The oldest stars in the universe were swallowed by the Milky Way 

A classroom concept leads to the discovery of a trio of stars that formed 12 to 13 billion years ago.
By | Published: May 23, 2024

To find the universe’s oldest stars, you must look for the ones with low chemical abundances and a retrograde orbit. That’s what a group of students in a class of MIT professor of physics and division head for astrophysics Anna Frebel found.

Using these methods, the team discovered three of the most ancient stars in the universe hidden in the Milky Way’s Halo. The trio of stars is thought to have formed 12 to 13 billion years ago; when the first galaxies were beginning to form in what we now call ultra-faint dwarf satellite galaxies (UFDs). The study was published in Monthly Notices of the Royal Astronomical Society. “These oldest stars should definitely be there, given what we know of galaxy formation,” said Frebel in a press release. “They are part of our cosmic family tree. And we now have a new way to find them.”

A stellar course 

The hint for finding the galaxies’ most ancient stars started in Frebel’s class called Observational Stellar Archeology, where her students learned about different techniques to analyze ancient stars and attempt to identify their origin. The class used data Frebel had been collecting from the 6.5-meter Magellan-Clay telescope at Las Campanas Observatory. The team found these three outsider stars and dubbed them Small Accreted Stellar System stars (SASS).

These SASS stars belonged to a UFD at one point and eventually merged with a younger Milky Way Galaxy. Now, the only evidence of the dwarf ancient galaxy is the trio of stars. But the team suspects there are more out there. Frebel’s team hopes to use the three stars as a way to further understand galaxy evolution, especially in UFDs.

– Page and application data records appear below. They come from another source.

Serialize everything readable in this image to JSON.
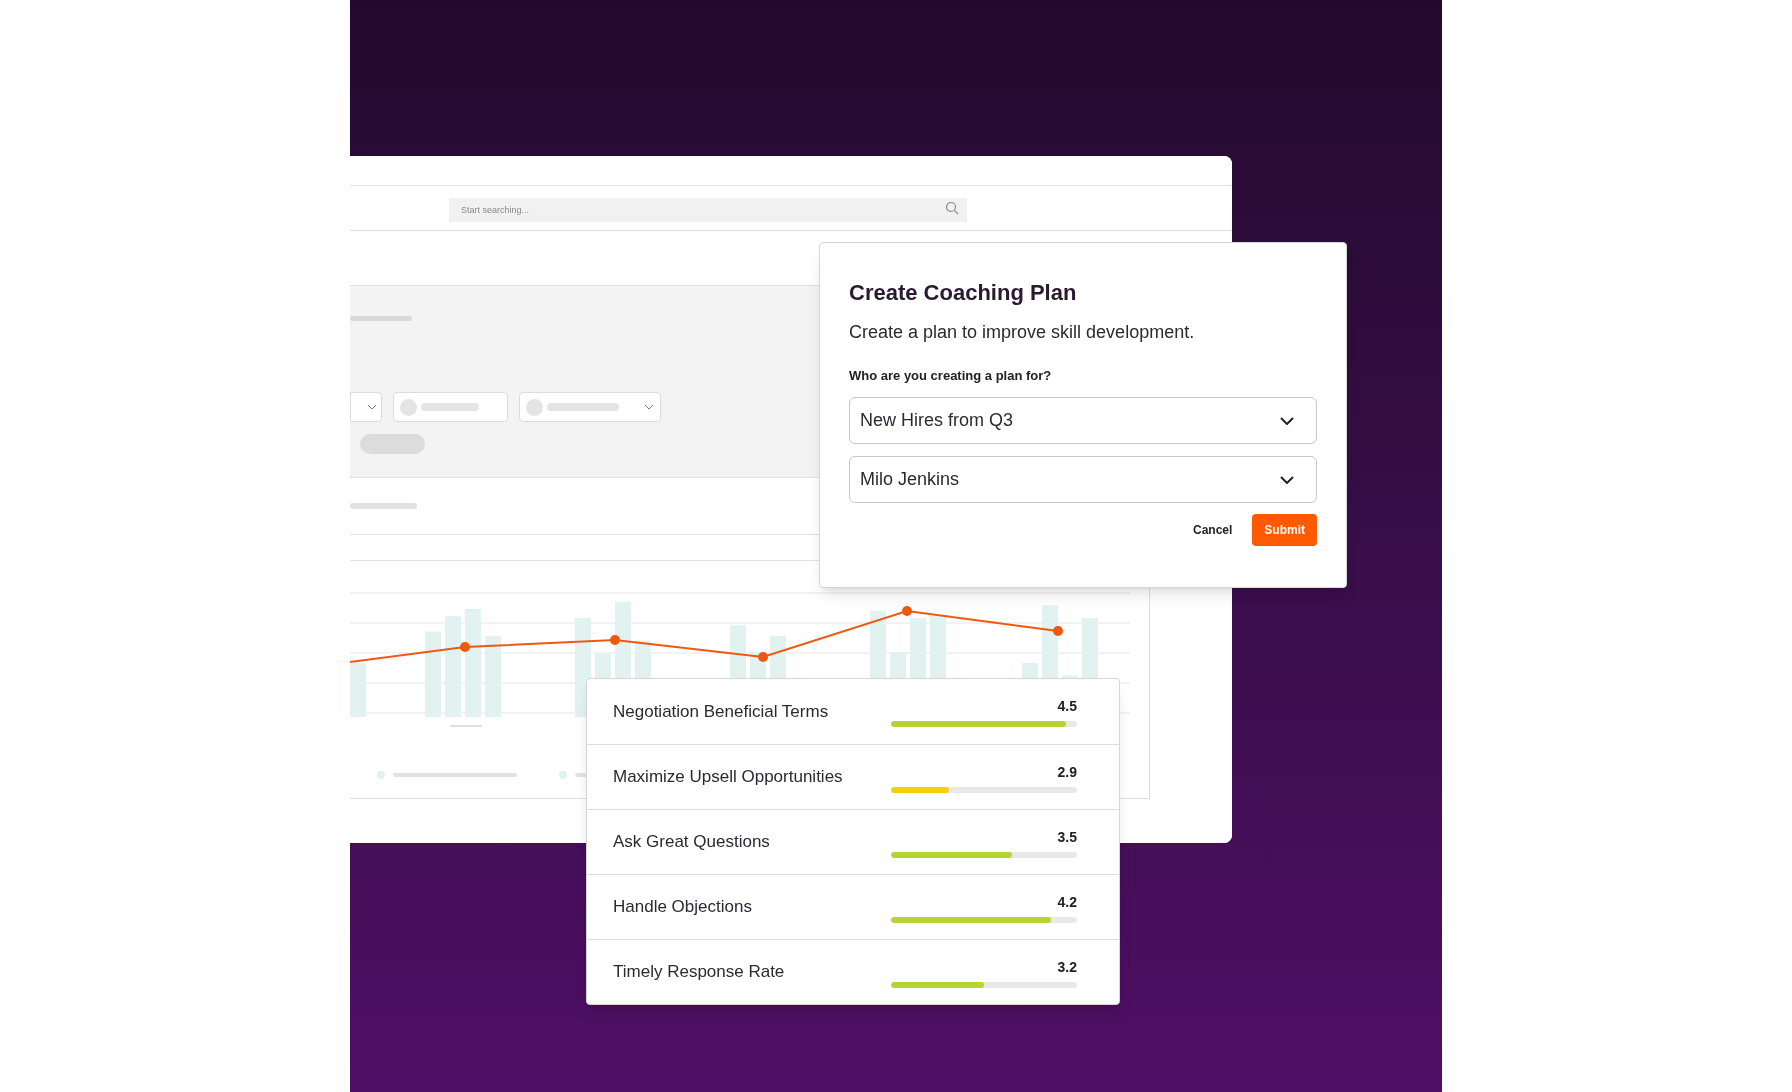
{
  "search": {
    "placeholder": "Start searching..."
  },
  "dialog": {
    "title": "Create Coaching Plan",
    "subtitle": "Create a plan to improve skill development.",
    "question": "Who are you creating a plan for?",
    "selects": [
      {
        "value": "New Hires from Q3"
      },
      {
        "value": "Milo Jenkins"
      }
    ],
    "buttons": [
      {
        "label": "Cancel",
        "kind": "text"
      },
      {
        "label": "Submit",
        "kind": "primary"
      }
    ]
  },
  "skills": [
    {
      "name": "Negotiation Beneficial Terms",
      "score": "4.5",
      "level": 0.94,
      "color": "#b5d334"
    },
    {
      "name": "Maximize Upsell Opportunities",
      "score": "2.9",
      "level": 0.31,
      "color": "#f5cf0a"
    },
    {
      "name": "Ask Great Questions",
      "score": "3.5",
      "level": 0.65,
      "color": "#b5d334"
    },
    {
      "name": "Handle Objections",
      "score": "4.2",
      "level": 0.86,
      "color": "#b5d334"
    },
    {
      "name": "Timely Response Rate",
      "score": "3.2",
      "level": 0.5,
      "color": "#b5d334"
    }
  ]
}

Low chemicals 

The data focused on stars that formed 13.8 million years ago, soon after the Big Bang. At this stage in the universe’s life, the most abundant elements were hydrogen and helium, but there were also small traces of heavier elements such as strontium and barium.

It’s extremely useful to measure a star’s chemical abundance because it reveals the type of chemical environment the star was born in, if it is part of a family (multiple stars born from the same nebula), as well as providing hints as to what age the star may be. To measure a star’s chemical abundance, it is often relative to that of the Sun. Frebel’s team found that one of the stars in the trio had 1/10,000 the amount of iron to helium compared to that of the Sun. But how did these relics get themselves transported into the Milky Way galaxy?

A peculiar orbit 

Frebel’s team traced each of the star’s orbits using Gaia astrometric data and found that they were actually moving in the opposite direction of the other stars in the Milky Way — meaning that they have retrograde orbits. In the astronomy world, specifically galactic archaeology, this a major tell-tale sign that the stars came from a progenitor system — a UFD. “The only way you can have stars going the wrong way from the rest of the gang is if you threw them in the wrong way,” said Frebel.

Frebel took a step further and analyzed other ancient stars in the Milky Way halo that were previously studied and found 65 fast-moving (hundreds of kilometers per second) retrograde stars that also had low strontium and barium abundances. “They’re on the run! We don’t know why that’s the case, but it was the piece to the puzzle that we needed, and that, I didn’t quite anticipate when we started,” said Frebel in a statement.

Next, the researchers plan on looking for more SASS stars and UFDs. From the 400 billion stars in the Milky Way, the students are hopeful they will find more of the universe’s oldest stars.